Tiny solid-state LiDAR device can 3D map a full 180-degree field of view
South Korean researchers have developed an ultra-small, ultra-thin LiDAR device that splits a single laser beam into 10,000 points covering an unprecedented 180 degree field of view. It is capable of 3D depth mapping an entire hemisphere of vision in a single shot.
Autonomous cars and robots must be able to perceive the world around them with incredible precision if they are to be safe and useful in real-world conditions. In humans and other autonomous biological entities, this requires a range of different senses and quite extraordinary real-time data processing, and the same will likely be true for our technological offspring.
LiDAR – short for Light Detection and Ranging – has been around since the 1960s, and it’s now a well-established ranging technology that’s especially useful for developing 3D point cloud representations of a given space. It works much like sonar, but instead of sound pulses, LiDAR devices send out short pulses of laser light and then measure reflected or backscattered light when those pulses hit an object.
The time between the initial light pulse and the returned pulse, multiplied by the speed of light and divided by two, tells you the distance between the LiDAR unit and a given point in space. If you measure a bunch of points repeatedly over time, you get a 3D model of that space, with information about distance, shape, and relative speed, which can be used with data streams from cameras multipoint sensors, ultrasonic sensors and other systems. to flesh out an autonomous system’s understanding of its environment.
According to researchers from Pohang University of Science and Technology (POSTECH) in South Korea, one of the main problems with existing LiDAR technology is its field of view. If you want to image a large area from a single point, the only way to do so is to mechanically rotate your LiDAR device or rotate a mirror to direct the beam. This type of equipment can be bulky, power-hungry and fragile. It tends to wear out quite quickly, and the rotational speed limits how often you can measure each point, reducing the frame rate of your 3D data.

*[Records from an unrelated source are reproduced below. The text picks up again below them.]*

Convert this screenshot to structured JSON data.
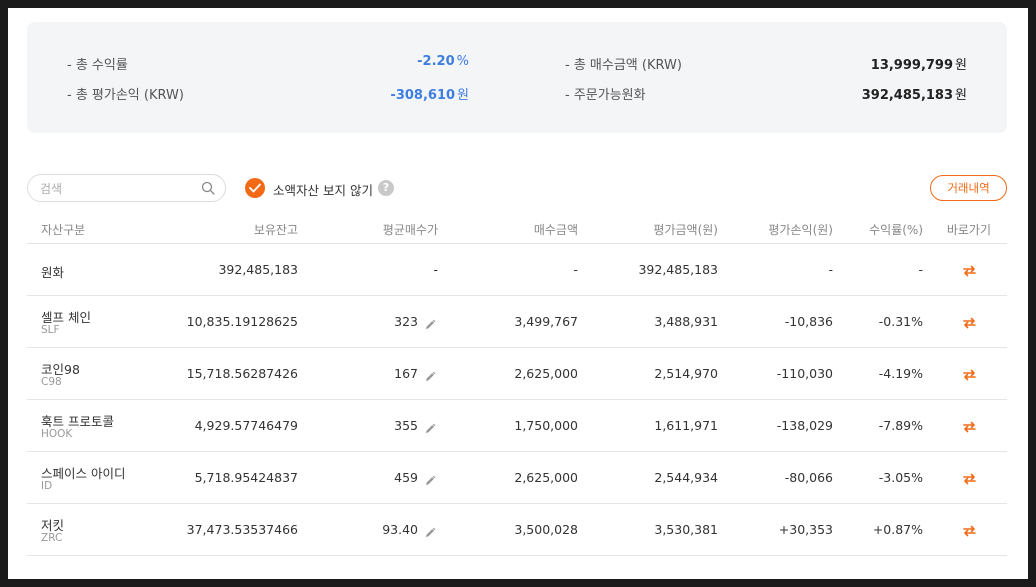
{
  "summary": {
    "total_return_label": "- 총 수익률",
    "total_return_value": "-2.20",
    "total_return_unit": "%",
    "total_pnl_label": "- 총 평가손익 (KRW)",
    "total_pnl_value": "-308,610",
    "total_pnl_unit": "원",
    "total_buy_label": "- 총 매수금액 (KRW)",
    "total_buy_value": "13,999,799",
    "total_buy_unit": "원",
    "orderable_label": "- 주문가능원화",
    "orderable_value": "392,485,183",
    "orderable_unit": "원"
  },
  "toolbar": {
    "search_placeholder": "검색",
    "hide_small_label": "소액자산 보지 않기",
    "help_glyph": "?",
    "history_button": "거래내역"
  },
  "table": {
    "headers": [
      "자산구분",
      "보유잔고",
      "평균매수가",
      "매수금액",
      "평가금액(원)",
      "평가손익(원)",
      "수익률(%)",
      "바로가기"
    ],
    "rows": [
      {
        "name": "원화",
        "symbol": "",
        "balance": "392,485,183",
        "avg_price": "-",
        "buy_amount": "-",
        "eval_amount": "392,485,183",
        "pnl": "-",
        "return": "-",
        "tone": "neutral",
        "editable": false
      },
      {
        "name": "셀프 체인",
        "symbol": "SLF",
        "balance": "10,835.19128625",
        "avg_price": "323",
        "buy_amount": "3,499,767",
        "eval_amount": "3,488,931",
        "pnl": "-10,836",
        "return": "-0.31%",
        "tone": "down",
        "editable": true
      },
      {
        "name": "코인98",
        "symbol": "C98",
        "balance": "15,718.56287426",
        "avg_price": "167",
        "buy_amount": "2,625,000",
        "eval_amount": "2,514,970",
        "pnl": "-110,030",
        "return": "-4.19%",
        "tone": "down",
        "editable": true
      },
      {
        "name": "훅트 프로토콜",
        "symbol": "HOOK",
        "balance": "4,929.57746479",
        "avg_price": "355",
        "buy_amount": "1,750,000",
        "eval_amount": "1,611,971",
        "pnl": "-138,029",
        "return": "-7.89%",
        "tone": "down",
        "editable": true
      },
      {
        "name": "스페이스 아이디",
        "symbol": "ID",
        "balance": "5,718.95424837",
        "avg_price": "459",
        "buy_amount": "2,625,000",
        "eval_amount": "2,544,934",
        "pnl": "-80,066",
        "return": "-3.05%",
        "tone": "down",
        "editable": true
      },
      {
        "name": "저킷",
        "symbol": "ZRC",
        "balance": "37,473.53537466",
        "avg_price": "93.40",
        "buy_amount": "3,500,028",
        "eval_amount": "3,530,381",
        "pnl": "+30,353",
        "return": "+0.87%",
        "tone": "up",
        "editable": true
      }
    ]
  },
  "colors": {
    "accent": "#f26a16",
    "down": "#3e7ee0",
    "up": "#e03e3e"
  },
  "icons": {
    "search": "search-icon",
    "check": "check-icon",
    "help": "help-icon",
    "edit": "pencil-icon",
    "go": "transfer-arrows-icon"
  }
}
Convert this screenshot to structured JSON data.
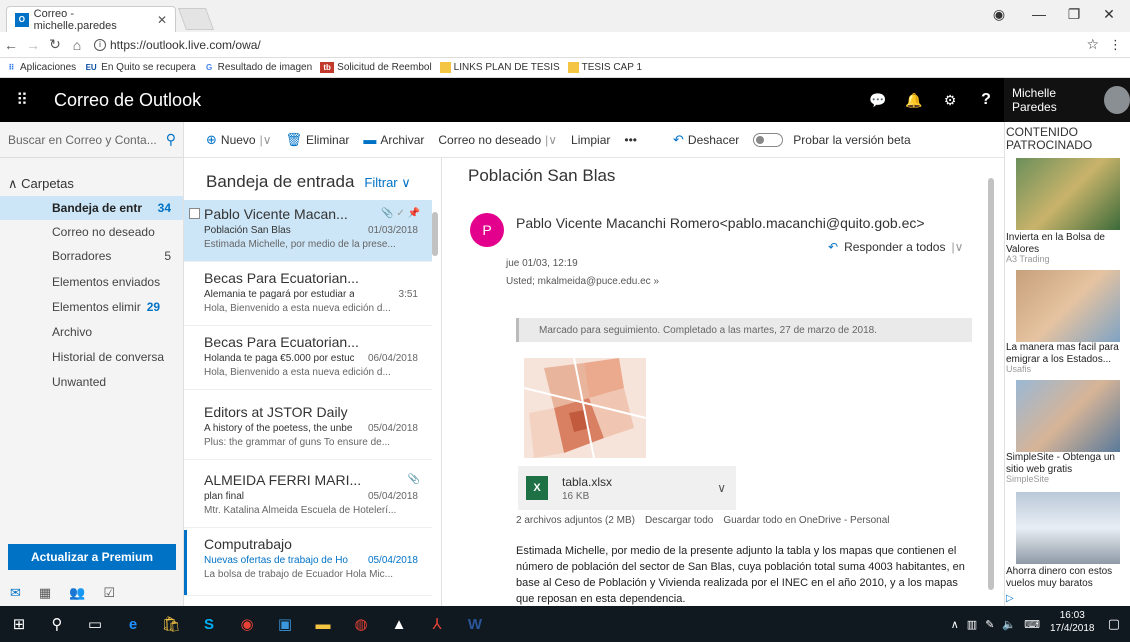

Solid-state LiDAR systems, on the other hand, do not use any physical moving parts. Some of them, researchers say — like the depth sensors Apple uses to make sure you don’t trick an iPhone’s face-detection unlocking system by holding a flat photo of the owner’s face — project an array of dots all together, and watch for dot and pattern distortion to discern shape and distance information. But field of view and resolution are limited, and the team says these are still relatively large devices.
Pohang’s team decided to aim for the smallest possible depth-sensing system with the widest possible field of view, using the extraordinary light bending abilities of metasurfaces. These 2D nanostructures, one-thousandth the width of a human hair, can effectively be thought of as ultra-thin lenses, constructed from arrays of tiny, precisely shaped individual nanopillar elements. Incoming light is split into multiple directions as it travels across a metasurface, and with the right nanopillar array design, portions of this light can be diffracted at an angle of nearly 90 degrees. A completely flat ultra-fisheye, if you like.
The researchers designed and built a device that sends laser light through a metasurface lens with nanopillars tuned to split it into about 10,000 points, covering an extreme field of view of 180 degrees. The device then interprets the reflected or backscattered light through a camera to provide distance measurements.
“We have proven that we can control the propagation of light from all angles by developing technology that is more advanced than conventional metasurface devices,” said Professor Junsuk Rho, co-author of a new study published in Communication Nature. “It will be an original technology that will enable an ultra-small and full-space 3D imaging sensor platform. »
Light intensity decreases as diffraction angles become more extreme; a point bent at an angle of 10 degrees hit its target at four to seven times the power of a point bent closer to 90 degrees. With the equipment in their lab configuration, the researchers found that they achieved the best results at a maximum viewing angle of 60° (representing a 120° field of view) and a distance of less than 1 m (3. 3 feet) between sensor and object. They say more powerful lasers and more precisely tuned metasurfaces will increase the sweet spot of these sensors, but high resolution at greater distances will always be a challenge with ultra-wide lenses like these.
Another potential limitation here is image processing. The “coherent point drift” algorithm used to decode sensor data into a 3D point cloud is very complex and processing time increases with the number of points. So high-resolution full-frame captures decoding 10,000 points or more will place quite a heavy load on processors, and running such a system at over 30 frames per second will be a big challenge.
On the other hand, these things are incredibly tiny, and metasurfaces can be easily and cheaply fabricated on a huge scale. The team printed one on the curved surface of a set of safety glasses. It is so small that it is barely distinguishable from a speck of dust. And that’s the potential here; Metasurface-based depth mapping devices can be incredibly small and easily integrated into the design of a range of objects, with their field of view set at an angle that makes sense for the application.
The team sees these devices as having huge potential in areas like mobile devices, robotics, self-driving cars, and things like VR/AR glasses. Very neat stuff!
The research is open access in the journal Nature Communication.